→ **AIM OF THE EXERCISE**
When the word "glyph" appears in a line of the data below, list that line.

☆ ☆ ☆

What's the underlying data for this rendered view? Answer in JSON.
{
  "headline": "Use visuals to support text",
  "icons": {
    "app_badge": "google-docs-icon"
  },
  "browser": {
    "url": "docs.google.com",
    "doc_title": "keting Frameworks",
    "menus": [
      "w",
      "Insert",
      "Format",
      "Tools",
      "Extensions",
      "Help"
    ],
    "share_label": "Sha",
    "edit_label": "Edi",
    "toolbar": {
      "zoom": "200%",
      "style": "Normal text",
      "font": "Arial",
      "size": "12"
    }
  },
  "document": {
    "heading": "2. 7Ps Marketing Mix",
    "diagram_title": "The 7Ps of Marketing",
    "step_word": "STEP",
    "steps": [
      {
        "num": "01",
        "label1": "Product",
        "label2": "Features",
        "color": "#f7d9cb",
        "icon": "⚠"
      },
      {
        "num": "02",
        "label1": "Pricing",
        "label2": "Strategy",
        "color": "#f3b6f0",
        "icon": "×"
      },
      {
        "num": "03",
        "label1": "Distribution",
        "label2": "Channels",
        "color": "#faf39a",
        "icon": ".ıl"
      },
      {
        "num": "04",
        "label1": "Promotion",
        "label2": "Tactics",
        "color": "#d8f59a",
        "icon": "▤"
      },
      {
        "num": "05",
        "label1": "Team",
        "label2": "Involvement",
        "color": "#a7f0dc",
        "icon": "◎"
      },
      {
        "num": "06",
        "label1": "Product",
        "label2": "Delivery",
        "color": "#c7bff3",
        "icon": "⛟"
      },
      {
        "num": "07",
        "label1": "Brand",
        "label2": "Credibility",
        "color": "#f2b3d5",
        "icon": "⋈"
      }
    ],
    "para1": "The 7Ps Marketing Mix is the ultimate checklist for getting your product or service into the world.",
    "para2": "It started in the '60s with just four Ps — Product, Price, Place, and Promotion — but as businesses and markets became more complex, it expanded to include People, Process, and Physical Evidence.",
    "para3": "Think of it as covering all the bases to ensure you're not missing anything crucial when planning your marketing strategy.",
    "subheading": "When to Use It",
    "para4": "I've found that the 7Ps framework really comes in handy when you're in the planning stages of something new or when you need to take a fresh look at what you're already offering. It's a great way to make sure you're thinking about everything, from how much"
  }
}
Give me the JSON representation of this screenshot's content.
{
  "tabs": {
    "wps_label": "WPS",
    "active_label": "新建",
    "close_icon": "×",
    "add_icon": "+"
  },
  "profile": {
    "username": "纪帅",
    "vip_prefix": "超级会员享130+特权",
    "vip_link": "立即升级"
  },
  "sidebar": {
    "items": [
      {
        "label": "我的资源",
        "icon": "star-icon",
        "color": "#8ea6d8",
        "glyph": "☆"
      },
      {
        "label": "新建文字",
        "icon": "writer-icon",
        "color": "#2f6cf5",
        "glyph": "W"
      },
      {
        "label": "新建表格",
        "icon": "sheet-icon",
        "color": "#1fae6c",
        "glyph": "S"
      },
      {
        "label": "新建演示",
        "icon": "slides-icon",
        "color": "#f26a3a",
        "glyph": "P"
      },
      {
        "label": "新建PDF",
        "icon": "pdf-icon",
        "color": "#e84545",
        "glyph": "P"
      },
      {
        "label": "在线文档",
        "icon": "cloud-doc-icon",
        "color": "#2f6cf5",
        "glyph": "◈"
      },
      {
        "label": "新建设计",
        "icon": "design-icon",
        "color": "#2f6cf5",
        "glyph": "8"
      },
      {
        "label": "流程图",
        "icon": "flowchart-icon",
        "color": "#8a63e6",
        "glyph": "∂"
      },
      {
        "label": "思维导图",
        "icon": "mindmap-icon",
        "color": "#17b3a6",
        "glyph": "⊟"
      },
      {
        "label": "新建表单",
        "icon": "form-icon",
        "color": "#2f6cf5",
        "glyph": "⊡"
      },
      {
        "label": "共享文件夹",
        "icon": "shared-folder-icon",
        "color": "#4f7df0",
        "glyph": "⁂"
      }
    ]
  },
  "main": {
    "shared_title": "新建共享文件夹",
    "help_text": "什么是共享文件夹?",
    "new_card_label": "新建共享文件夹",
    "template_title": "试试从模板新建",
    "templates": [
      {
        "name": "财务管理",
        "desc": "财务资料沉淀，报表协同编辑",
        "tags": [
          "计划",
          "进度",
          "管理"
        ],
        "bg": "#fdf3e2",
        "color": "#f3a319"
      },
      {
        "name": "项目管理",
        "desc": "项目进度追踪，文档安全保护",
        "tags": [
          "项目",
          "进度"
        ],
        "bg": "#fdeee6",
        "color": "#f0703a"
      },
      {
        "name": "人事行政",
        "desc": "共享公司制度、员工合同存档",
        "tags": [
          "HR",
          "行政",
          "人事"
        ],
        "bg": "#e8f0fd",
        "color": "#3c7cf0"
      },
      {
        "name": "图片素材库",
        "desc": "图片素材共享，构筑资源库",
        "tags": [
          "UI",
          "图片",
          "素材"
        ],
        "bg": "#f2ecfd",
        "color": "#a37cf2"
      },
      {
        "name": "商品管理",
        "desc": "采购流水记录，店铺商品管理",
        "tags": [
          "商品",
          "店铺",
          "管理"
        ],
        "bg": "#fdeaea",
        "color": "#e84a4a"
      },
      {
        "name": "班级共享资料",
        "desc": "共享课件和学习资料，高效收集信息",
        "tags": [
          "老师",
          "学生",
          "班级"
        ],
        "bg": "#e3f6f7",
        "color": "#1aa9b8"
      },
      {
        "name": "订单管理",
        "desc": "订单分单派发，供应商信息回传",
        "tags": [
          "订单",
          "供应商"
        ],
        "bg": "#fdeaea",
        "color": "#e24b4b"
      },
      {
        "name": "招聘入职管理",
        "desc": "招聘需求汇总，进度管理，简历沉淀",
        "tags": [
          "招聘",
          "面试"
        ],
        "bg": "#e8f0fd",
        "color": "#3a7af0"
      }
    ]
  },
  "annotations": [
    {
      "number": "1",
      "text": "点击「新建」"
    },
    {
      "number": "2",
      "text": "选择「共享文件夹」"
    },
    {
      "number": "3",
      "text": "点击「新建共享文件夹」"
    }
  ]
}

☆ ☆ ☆

→ **OUTPUT OF THE EXERCISE**
        "glyph": "☆"
        "glyph": "W"
        "glyph": "S"
        "glyph": "P"
        "glyph": "P"
        "glyph": "◈"
        "glyph": "8"
        "glyph": "∂"
        "glyph": "⊟"
        "glyph": "⊡"
        "glyph": "⁂"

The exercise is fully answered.